#### DIRECTIONS
Give back the listing in full and exactly, leaving out the images.

#### SUPPLIED DATA
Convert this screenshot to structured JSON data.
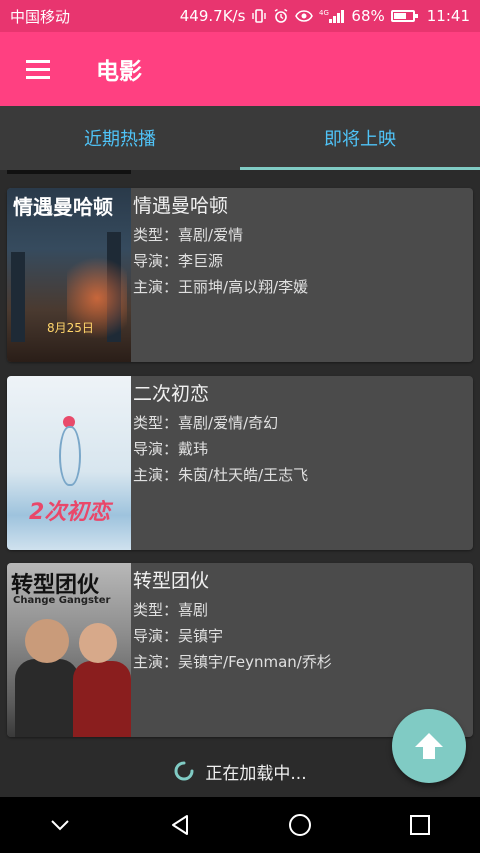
{
  "status_bar": {
    "carrier": "中国移动",
    "speed": "449.7K/s",
    "network": "4G",
    "battery": "68%",
    "battery_level": 0.68,
    "time": "11:41"
  },
  "app_bar": {
    "title": "电影",
    "menu_icon": "hamburger-menu-icon"
  },
  "tabs": [
    {
      "label": "近期热播",
      "active": false
    },
    {
      "label": "即将上映",
      "active": true
    }
  ],
  "movies": [
    {
      "title": "情遇曼哈顿",
      "genre_label": "类型：",
      "genre": "喜剧/爱情",
      "director_label": "导演：",
      "director": "李巨源",
      "cast_label": "主演：",
      "cast": "王丽坤/高以翔/李媛",
      "poster_text": "情遇曼哈顿",
      "poster_date": "8月25日"
    },
    {
      "title": "二次初恋",
      "genre_label": "类型：",
      "genre": "喜剧/爱情/奇幻",
      "director_label": "导演：",
      "director": "戴玮",
      "cast_label": "主演：",
      "cast": "朱茵/杜天皓/王志飞",
      "poster_text": "2次初恋"
    },
    {
      "title": "转型团伙",
      "genre_label": "类型：",
      "genre": "喜剧",
      "director_label": "导演：",
      "director": "吴镇宇",
      "cast_label": "主演：",
      "cast": "吴镇宇/Feynman/乔杉",
      "poster_text": "转型团伙",
      "poster_sub": "Change Gangster"
    }
  ],
  "loading": {
    "text": "正在加载中..."
  },
  "fab": {
    "icon": "arrow-up-icon"
  },
  "colors": {
    "status_bar": "#e8356f",
    "app_bar": "#ff4081",
    "tab_text": "#4fc3f7",
    "tab_indicator": "#80cbc4",
    "card": "#4b4b4b",
    "background": "#2b2b2b",
    "fab": "#80cbc4"
  }
}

#### RESPONSE BOX
Convert this screenshot to structured JSON data.
{
  "status_bar": {
    "carrier": "中国移动",
    "speed": "449.7K/s",
    "network": "4G",
    "battery": "68%",
    "battery_level": 0.68,
    "time": "11:41"
  },
  "app_bar": {
    "title": "电影",
    "menu_icon": "hamburger-menu-icon"
  },
  "tabs": [
    {
      "label": "近期热播",
      "active": false
    },
    {
      "label": "即将上映",
      "active": true
    }
  ],
  "movies": [
    {
      "title": "情遇曼哈顿",
      "genre_label": "类型：",
      "genre": "喜剧/爱情",
      "director_label": "导演：",
      "director": "李巨源",
      "cast_label": "主演：",
      "cast": "王丽坤/高以翔/李媛",
      "poster_text": "情遇曼哈顿",
      "poster_date": "8月25日"
    },
    {
      "title": "二次初恋",
      "genre_label": "类型：",
      "genre": "喜剧/爱情/奇幻",
      "director_label": "导演：",
      "director": "戴玮",
      "cast_label": "主演：",
      "cast": "朱茵/杜天皓/王志飞",
      "poster_text": "2次初恋"
    },
    {
      "title": "转型团伙",
      "genre_label": "类型：",
      "genre": "喜剧",
      "director_label": "导演：",
      "director": "吴镇宇",
      "cast_label": "主演：",
      "cast": "吴镇宇/Feynman/乔杉",
      "poster_text": "转型团伙",
      "poster_sub": "Change Gangster"
    }
  ],
  "loading": {
    "text": "正在加载中..."
  },
  "fab": {
    "icon": "arrow-up-icon"
  },
  "colors": {
    "status_bar": "#e8356f",
    "app_bar": "#ff4081",
    "tab_text": "#4fc3f7",
    "tab_indicator": "#80cbc4",
    "card": "#4b4b4b",
    "background": "#2b2b2b",
    "fab": "#80cbc4"
  }
}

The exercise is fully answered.